In creating a wordless illustrated children’s book, I aim to encourage diversity in learning styles within children’s literature. My publication as an artefact endorses the importance of visual literacy and oral tradition whilst challenging the idea of uniform teaching tools.

My project may not communicate through words,

but it communicates with skin colour.

It communicates with ducks.

It communicates through the “gaps in between.”


RARE is about subverting the cautionary western fairy tales that many of us grew up with. My publication replaces fear-driven morals with a courageous narrative and gives power to the modern reader’s unique interpretation.

Image-based narratives have a plethora of benefits for children of all ages. Some of these include developing self-expression and the ability to draw on personal experiences, as well as increasing sensitivity towards multiple perspectives and cultures.


In the spirit of diversifying perspectives, I chose to be experimental in my approach to storytelling and considered all factors of intersectionality.

The world which I created has an air of ambiguity in regards to things like gender and race, leaving room for any child to step into the shoes of the protagonist.

Ambiguous character design can be spotted in aspects such as the chameleon-like skin colours of my human figures.


My narrative depicts a protagonist that learns they do not have to conform to the status quo to find where they fit socially, encouraging a dialogue about identity and belonging. Themes surrounding self-image, social exclusion and companionship are also explored.

The story follows a young giraffe fanatic who is enthusiastic about their trip to a wildlife park. Just when it looks like their attempt to find a group of playmates falls flat, they discover a companion well worth the trouble!


An array of visual clues has been left throughout the publication to help the reader along on the journey.

A few examples include the compass which is symbolic of finding your way, the ducks which represent flock mentality, and the fence which symbolises the divide between animal families or social groupings.

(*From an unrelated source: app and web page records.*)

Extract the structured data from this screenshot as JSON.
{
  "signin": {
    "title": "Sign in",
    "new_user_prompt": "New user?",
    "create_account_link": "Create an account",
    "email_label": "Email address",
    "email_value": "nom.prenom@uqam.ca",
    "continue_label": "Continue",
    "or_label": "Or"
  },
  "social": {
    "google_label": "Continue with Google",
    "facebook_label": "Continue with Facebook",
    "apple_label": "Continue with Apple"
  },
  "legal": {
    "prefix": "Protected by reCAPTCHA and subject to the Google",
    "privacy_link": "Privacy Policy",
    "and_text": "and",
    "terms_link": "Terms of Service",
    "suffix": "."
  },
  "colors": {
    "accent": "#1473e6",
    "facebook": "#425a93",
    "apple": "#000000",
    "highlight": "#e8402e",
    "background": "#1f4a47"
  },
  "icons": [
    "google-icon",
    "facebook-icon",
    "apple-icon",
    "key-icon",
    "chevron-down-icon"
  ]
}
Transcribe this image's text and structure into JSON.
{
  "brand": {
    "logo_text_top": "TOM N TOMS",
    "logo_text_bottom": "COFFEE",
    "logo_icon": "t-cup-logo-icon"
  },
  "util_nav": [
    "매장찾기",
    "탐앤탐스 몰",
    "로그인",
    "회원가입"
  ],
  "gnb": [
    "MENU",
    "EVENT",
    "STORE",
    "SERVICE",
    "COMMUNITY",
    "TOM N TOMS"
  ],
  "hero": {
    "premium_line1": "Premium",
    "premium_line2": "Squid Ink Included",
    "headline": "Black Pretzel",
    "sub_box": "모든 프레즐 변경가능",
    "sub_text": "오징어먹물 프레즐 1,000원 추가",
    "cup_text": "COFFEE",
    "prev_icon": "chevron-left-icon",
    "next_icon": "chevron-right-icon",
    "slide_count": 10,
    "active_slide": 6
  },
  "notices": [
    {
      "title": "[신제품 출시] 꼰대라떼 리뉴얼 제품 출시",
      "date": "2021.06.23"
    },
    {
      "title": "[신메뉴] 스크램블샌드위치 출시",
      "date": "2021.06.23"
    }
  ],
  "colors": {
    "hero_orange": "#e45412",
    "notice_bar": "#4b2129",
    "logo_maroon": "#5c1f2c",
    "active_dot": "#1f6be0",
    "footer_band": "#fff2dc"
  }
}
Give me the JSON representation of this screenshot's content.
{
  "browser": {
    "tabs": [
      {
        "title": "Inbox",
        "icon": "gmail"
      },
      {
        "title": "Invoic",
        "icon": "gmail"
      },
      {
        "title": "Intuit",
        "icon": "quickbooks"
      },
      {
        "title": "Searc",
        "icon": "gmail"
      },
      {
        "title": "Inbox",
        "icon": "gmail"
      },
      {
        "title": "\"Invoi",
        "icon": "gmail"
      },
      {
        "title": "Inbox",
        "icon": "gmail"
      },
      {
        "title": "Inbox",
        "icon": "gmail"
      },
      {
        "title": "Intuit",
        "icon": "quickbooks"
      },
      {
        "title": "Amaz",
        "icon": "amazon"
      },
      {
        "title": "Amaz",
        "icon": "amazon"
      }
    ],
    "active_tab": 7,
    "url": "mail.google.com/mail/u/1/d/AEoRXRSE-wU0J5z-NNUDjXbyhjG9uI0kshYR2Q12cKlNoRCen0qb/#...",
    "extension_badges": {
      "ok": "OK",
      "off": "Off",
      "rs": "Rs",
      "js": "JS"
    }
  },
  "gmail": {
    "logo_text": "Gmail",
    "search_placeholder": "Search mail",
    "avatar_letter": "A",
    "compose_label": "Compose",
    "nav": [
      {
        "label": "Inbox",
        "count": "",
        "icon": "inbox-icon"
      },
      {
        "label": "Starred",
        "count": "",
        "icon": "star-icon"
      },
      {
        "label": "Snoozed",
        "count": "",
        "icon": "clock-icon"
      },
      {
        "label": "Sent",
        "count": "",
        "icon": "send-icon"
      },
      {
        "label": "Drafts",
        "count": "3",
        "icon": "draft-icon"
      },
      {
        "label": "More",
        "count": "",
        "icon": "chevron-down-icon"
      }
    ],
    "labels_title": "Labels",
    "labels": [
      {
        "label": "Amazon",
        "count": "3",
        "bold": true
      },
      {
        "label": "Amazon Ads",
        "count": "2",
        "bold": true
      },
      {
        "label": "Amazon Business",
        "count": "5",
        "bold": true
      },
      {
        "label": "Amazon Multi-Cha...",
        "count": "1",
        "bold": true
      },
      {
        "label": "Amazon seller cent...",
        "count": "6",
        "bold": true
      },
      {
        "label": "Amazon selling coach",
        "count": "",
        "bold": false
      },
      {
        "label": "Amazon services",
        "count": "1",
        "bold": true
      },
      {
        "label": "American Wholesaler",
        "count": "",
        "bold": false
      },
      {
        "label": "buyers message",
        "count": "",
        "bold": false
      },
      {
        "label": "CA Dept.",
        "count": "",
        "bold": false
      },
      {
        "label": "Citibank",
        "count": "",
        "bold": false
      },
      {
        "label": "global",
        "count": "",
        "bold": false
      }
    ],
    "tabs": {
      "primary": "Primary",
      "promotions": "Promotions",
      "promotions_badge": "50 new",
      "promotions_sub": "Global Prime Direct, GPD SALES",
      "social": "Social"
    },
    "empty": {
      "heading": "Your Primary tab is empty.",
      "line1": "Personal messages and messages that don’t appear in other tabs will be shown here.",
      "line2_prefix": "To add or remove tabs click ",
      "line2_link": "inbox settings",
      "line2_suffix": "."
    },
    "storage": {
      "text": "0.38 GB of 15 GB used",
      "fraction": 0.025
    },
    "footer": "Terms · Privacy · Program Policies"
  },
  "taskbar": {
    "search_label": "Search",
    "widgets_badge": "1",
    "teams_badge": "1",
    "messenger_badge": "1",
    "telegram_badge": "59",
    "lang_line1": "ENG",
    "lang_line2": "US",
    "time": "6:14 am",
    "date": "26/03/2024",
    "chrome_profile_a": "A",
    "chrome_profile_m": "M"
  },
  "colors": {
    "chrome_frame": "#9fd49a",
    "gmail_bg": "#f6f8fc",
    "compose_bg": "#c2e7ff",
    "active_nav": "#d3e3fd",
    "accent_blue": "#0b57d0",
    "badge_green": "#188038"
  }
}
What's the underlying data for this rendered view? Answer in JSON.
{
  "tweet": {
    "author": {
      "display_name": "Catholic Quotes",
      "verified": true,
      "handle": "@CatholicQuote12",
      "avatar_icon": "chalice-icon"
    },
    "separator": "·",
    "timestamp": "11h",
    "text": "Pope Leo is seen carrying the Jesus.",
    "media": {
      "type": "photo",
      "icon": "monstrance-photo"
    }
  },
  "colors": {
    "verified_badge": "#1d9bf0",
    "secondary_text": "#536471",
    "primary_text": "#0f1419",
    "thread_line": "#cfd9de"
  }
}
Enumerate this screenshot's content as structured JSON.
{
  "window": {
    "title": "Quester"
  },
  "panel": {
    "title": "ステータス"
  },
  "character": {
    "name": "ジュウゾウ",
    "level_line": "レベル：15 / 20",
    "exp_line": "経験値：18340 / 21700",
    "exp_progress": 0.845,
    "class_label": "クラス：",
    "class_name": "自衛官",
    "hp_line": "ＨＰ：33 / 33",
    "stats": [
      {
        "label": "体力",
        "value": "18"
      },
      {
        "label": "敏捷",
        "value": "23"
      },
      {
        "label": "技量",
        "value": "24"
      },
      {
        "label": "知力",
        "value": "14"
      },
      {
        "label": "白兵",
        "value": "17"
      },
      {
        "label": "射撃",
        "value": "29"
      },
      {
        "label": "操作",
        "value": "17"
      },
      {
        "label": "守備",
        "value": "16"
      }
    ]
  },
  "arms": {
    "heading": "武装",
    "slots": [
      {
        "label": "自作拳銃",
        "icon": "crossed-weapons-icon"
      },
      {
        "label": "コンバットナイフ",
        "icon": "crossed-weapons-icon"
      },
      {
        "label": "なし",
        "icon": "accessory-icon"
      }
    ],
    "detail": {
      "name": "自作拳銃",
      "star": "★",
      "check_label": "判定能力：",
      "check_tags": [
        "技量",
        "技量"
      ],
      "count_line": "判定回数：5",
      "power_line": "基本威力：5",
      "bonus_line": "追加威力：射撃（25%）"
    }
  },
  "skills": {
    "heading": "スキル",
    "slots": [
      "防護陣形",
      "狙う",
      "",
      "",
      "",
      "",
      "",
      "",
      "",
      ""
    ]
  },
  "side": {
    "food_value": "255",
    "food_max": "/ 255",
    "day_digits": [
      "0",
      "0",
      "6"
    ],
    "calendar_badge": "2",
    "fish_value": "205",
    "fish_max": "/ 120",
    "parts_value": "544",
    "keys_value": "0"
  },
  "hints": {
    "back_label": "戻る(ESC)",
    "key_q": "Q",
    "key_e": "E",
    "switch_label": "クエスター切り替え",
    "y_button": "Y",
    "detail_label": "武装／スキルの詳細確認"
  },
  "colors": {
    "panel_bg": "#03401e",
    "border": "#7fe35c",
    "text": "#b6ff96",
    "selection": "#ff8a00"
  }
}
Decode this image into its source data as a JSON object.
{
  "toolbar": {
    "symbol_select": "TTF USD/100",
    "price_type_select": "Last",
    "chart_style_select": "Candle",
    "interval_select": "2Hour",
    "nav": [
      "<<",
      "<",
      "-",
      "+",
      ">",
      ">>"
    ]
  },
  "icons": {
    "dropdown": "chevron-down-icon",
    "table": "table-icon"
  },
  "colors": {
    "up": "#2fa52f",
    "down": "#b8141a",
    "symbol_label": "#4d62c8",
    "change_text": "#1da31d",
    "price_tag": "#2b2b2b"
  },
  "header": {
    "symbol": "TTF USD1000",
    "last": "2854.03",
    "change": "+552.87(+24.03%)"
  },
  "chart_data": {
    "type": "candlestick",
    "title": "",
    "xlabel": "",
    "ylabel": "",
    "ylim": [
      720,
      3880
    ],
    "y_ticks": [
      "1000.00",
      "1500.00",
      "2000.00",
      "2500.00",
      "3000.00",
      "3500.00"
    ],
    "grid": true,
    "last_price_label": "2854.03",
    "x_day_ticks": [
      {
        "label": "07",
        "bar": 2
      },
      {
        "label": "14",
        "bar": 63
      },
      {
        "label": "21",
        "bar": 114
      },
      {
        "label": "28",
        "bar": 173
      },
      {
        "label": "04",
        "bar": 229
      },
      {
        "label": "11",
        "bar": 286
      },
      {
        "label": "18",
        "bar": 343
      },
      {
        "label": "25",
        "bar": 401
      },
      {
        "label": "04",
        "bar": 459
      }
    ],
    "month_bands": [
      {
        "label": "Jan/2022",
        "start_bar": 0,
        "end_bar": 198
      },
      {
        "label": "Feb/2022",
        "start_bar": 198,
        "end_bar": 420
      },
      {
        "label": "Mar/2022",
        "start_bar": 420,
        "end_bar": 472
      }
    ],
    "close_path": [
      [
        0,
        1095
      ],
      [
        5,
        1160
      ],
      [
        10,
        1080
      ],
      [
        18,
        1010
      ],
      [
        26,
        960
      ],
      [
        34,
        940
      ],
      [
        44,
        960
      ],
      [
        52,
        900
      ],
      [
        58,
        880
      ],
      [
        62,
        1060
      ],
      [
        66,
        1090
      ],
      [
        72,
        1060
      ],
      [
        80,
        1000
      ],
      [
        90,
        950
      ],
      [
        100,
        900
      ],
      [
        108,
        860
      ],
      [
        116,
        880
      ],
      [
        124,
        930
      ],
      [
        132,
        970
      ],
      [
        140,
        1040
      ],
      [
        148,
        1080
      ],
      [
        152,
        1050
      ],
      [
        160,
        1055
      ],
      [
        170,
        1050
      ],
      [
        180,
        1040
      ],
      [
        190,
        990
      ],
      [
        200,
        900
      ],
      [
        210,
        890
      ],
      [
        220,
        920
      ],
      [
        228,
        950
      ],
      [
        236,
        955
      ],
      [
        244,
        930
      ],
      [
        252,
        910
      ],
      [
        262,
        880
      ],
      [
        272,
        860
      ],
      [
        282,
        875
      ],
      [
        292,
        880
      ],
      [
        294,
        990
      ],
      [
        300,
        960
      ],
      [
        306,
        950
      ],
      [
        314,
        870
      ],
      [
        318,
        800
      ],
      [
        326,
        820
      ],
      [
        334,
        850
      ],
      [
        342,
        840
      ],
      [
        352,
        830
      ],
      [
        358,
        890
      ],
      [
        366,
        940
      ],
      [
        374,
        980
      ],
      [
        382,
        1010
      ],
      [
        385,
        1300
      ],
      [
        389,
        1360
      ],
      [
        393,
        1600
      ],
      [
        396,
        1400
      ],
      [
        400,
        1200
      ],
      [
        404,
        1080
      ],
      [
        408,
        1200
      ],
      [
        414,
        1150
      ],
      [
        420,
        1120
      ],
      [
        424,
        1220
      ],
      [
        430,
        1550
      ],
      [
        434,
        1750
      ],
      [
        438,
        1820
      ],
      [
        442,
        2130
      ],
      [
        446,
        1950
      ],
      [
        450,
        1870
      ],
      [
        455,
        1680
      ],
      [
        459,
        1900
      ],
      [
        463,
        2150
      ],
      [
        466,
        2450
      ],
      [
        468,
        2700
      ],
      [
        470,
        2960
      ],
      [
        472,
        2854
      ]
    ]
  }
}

Small visual metaphors also solidify my themes such as signage, binoculars and maps - to name a few!


I used a limited colour palette of two colours and white to help my readers focus on visually decoding the narrative. I developed a few other methods of encouraging prolonged engagement including utilising the full tonal spectrum of both colours for vibrancy.

I also used negative space to highlight or recede subjects and experimented with ambient occlusion.


The nature of this text demands that the reader use much more closure whilst interpreting the story, in comparison to interpreting a traditional picture book. It is the gaps in-between each change of scene that the reader must fill in for themselves.

Because each interpretation is so unique, the emotional investment shown from those that read my book was exciting to witness (both the giggles and the heartbreak).